Now that India’s procurement options have been opened up to include the MH-60R, we are looking for ways to leverage that active production line to expedite delivery to the Indian Navy. The MH-60R provides a vital capability for the Indian Navy in the Indo-Pacific region. The significant investments made in the MH-60R by the US Navy and industry provide the unique assurance that it has undertaken the most rigorous testing. The US Navy has a robust roadmap to add capabilities to the MH-60R as the aircraft will be in their fleet for several decades. With over 450 anti-submarine warfare capable Seahawks flying around the world and millions of flight hours, the expertise Sikorsky/Lockheed Martin is able to offer is unmatched.


'Japan Ready To Give India A Fair Consideration’ Concerns On US'

India will be the first country to receive the much sought-after ShinMaywa US-2 amphibian aircraft, capable of taking off from a runway as short as 280 metres. It’s multi-role capability includes search-rescue mission and ocean surveillance. In a freewheeling chat with ShinMaywa Industries India GM, Commodore Abhijit Sinha (retd), BW Businessworld’s Manish Kumar Jha explores the nuances of the $1.65 billion deal and why it has been stuck so far.


India and Japan have been mulling over the methodology for procuring the amphibian aircraft US-2 for the Indian Navy. What has delayed the purchase?
The process of acquisition of amphibious aircraft for the Indian Navy began way back in 2011 when the Indian Navy issued a Request for Information (RFI). Japan’s ShinMaywa Industries responded to the RFI, paving the way for cooperation between India and Japan in defence. The unique capabilities of the US-2 aircraft clearly made it an interesting acquisition. The possibility of procuring the US -2 was discussed at Annual Summit Meetings over the years.

Defence cooperation between India and Japan has till date been limited to the Inter-services Joint Exercise (Malabar, JIMEX etc.), participation in seminars and training courses. However, in recent years bonhomie between the two nations on maritime security, terrorism, threat perception in the IOR and SCS and defence cooperation has increased. Both governments have been cautious in their discussions.

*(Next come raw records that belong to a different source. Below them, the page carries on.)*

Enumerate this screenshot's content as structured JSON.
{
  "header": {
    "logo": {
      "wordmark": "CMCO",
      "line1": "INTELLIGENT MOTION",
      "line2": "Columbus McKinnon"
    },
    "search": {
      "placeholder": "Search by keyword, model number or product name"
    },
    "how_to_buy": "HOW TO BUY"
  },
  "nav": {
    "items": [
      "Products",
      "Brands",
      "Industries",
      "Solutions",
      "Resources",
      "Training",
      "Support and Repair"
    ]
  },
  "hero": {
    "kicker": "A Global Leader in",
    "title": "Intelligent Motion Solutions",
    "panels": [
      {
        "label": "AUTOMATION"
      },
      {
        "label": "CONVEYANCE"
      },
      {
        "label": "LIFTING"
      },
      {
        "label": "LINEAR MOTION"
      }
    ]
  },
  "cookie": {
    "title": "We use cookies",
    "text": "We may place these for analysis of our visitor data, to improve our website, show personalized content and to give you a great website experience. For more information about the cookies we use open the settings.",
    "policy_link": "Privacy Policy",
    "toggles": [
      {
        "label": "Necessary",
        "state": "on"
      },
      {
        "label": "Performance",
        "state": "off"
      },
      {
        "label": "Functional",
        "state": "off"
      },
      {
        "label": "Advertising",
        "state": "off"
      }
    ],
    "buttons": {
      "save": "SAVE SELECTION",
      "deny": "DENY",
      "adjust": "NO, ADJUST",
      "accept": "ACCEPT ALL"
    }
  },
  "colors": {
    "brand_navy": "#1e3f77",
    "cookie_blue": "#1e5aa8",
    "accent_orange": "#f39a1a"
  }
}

If the US -2 acquisition fructifies, it will be the first military hardware procurement from Japan by India. For Japan, this will be the first sale of military hardware to any Third World country. However, since India and Japan are using the government-to-government route for the first time, the pace understandably has been slow and deliberate.

This aircraft comes with a big price tag, which has been a concern for India. Japan has apparently been assuring India of a ‘fair consideration’ on all issues related to the project, including the cost.

Is ShinMaywa’s collaboration with the Mahindra Group only for the US-2 offsets, or does it go beyond?
ShinMaywa Industries believes in supporting their customers as per their requirement. We have at the moment signed an MoU primarily to set up a MRO facility for US-2 and other associated work, but it can grow much beyond that. We are also open to providing any kind of maintenance support that the Indian Navy or the Ministry of Defence may require from us.

Do you see greater India-Japan defence partnership and more collaboration among their defence industries?
Initiatives taken in the recent past by Tokyo, which include creation of a National Security Council that would serve as the command centre for Japan’s diplomatic and security policies and adoption of a National Security Strategy, are evidence of a paradigm shift in Japan’s security concerns.The new strategy highlights the importance of Japan as a contributor to peace, rather than as a passive player hoping someone else would take care of its defence interests.

Sharing military technology, taboo till recently, has been eased by new principles adopted by Japan. India, being the first to be impacted by Japan’s changed policy will hopefully, benefit in a major way.